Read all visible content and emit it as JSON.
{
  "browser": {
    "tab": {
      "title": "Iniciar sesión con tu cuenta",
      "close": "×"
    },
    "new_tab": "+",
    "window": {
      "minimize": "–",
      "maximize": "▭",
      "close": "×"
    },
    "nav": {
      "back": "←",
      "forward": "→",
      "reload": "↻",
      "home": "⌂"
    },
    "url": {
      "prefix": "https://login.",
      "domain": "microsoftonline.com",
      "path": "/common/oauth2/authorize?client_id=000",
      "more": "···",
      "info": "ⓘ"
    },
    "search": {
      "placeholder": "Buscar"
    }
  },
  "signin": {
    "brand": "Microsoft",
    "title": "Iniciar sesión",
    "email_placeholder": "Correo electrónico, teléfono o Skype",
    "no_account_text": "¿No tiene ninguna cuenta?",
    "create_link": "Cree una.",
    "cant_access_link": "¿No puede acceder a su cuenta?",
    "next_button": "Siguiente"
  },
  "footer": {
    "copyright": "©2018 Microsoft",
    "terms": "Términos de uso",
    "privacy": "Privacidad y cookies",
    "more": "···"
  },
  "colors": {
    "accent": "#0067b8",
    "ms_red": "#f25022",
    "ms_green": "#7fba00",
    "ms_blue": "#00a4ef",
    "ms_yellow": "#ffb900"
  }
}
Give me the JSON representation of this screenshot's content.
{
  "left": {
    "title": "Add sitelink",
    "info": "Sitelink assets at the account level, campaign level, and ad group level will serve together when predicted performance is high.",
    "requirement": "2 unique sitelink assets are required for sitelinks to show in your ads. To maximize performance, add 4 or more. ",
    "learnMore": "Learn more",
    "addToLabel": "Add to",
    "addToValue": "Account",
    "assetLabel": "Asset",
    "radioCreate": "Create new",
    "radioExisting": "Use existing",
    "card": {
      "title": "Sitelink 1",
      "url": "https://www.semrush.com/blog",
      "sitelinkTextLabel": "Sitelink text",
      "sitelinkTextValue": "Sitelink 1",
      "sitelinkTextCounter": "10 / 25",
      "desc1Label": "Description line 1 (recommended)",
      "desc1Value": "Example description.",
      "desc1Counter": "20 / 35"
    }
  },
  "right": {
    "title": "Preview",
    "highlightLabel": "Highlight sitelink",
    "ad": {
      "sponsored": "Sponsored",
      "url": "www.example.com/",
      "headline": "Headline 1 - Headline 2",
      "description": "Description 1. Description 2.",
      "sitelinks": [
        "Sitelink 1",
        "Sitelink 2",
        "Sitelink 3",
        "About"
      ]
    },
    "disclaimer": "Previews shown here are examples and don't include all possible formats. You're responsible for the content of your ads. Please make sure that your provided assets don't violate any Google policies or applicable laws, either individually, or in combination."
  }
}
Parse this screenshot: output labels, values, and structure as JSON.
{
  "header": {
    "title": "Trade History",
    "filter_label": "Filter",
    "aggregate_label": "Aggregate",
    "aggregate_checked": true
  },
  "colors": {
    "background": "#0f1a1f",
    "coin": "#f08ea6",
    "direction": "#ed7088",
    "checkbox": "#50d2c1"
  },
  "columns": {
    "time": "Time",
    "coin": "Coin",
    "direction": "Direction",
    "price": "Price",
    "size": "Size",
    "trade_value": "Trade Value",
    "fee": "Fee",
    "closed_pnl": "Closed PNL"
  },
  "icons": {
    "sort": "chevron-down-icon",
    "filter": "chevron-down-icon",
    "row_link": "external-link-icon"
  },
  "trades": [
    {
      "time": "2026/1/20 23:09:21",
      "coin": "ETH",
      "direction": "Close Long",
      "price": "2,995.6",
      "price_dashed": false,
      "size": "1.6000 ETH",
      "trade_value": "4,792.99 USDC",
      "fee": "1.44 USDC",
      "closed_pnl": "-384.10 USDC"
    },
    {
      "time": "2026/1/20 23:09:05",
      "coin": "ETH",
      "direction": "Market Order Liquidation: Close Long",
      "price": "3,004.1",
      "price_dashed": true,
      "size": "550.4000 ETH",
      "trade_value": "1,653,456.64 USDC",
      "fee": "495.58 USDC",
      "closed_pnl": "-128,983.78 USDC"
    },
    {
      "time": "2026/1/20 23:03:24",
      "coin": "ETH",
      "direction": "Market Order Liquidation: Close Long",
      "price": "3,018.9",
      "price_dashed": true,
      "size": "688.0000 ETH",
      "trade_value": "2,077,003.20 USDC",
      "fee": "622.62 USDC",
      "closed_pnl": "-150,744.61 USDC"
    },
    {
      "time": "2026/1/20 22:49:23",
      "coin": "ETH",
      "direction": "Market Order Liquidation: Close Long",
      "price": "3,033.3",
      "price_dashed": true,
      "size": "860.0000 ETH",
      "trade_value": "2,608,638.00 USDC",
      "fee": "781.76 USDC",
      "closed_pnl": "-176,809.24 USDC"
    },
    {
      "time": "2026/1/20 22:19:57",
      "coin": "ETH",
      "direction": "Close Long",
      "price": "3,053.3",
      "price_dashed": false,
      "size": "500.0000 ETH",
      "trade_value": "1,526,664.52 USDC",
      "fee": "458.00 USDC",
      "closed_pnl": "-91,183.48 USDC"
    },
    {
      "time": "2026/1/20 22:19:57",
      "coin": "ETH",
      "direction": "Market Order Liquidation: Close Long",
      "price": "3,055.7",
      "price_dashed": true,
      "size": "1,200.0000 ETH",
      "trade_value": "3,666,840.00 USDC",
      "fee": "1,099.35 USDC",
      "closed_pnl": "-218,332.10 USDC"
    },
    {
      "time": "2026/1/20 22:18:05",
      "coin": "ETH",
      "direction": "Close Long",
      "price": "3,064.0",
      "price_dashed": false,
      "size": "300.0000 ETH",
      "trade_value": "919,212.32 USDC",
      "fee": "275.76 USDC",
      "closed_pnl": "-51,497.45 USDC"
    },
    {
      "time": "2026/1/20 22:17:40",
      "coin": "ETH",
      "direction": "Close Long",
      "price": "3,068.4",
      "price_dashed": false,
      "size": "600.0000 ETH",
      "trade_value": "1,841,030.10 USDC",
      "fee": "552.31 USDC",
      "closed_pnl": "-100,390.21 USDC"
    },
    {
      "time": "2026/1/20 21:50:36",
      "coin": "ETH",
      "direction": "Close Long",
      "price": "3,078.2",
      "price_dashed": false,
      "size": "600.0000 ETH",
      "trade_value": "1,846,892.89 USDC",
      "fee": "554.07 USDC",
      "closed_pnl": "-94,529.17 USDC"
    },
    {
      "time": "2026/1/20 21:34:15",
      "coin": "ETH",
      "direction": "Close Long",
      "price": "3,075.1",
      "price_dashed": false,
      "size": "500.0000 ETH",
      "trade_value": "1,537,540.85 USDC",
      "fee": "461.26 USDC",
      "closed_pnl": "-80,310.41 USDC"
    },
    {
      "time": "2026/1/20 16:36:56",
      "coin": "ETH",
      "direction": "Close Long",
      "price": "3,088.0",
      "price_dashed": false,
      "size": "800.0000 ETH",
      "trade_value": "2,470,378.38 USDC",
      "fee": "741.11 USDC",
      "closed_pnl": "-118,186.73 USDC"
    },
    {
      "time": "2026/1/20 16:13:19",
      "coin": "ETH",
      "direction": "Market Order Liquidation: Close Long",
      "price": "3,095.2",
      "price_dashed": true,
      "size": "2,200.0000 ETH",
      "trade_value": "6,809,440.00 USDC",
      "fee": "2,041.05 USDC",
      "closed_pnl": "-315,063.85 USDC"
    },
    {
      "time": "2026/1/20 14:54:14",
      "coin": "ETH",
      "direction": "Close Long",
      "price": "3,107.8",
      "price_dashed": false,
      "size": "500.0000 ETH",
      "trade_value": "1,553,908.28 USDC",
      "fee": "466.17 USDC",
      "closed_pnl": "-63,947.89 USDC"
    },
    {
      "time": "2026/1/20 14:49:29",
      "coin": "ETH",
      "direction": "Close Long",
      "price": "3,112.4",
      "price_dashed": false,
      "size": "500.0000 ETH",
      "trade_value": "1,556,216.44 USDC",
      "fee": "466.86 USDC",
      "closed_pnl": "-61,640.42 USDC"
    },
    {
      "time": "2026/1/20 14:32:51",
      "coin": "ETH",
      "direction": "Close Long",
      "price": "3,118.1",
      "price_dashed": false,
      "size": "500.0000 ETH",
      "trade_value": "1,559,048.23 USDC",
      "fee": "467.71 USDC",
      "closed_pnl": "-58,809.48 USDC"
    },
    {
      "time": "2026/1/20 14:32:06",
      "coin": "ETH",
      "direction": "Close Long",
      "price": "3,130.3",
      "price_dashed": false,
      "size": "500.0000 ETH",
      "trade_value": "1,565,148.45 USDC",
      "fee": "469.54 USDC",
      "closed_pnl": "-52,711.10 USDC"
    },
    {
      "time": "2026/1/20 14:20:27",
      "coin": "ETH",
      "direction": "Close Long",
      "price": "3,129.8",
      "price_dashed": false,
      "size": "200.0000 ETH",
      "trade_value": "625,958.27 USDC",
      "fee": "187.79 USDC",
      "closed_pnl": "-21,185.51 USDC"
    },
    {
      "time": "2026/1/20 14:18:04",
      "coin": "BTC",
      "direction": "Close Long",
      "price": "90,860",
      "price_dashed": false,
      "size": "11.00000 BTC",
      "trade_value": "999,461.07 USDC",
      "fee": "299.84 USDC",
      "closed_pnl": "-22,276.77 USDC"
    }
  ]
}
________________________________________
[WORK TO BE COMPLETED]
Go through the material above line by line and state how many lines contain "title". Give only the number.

[RESULT OF THE EXERCISE]
6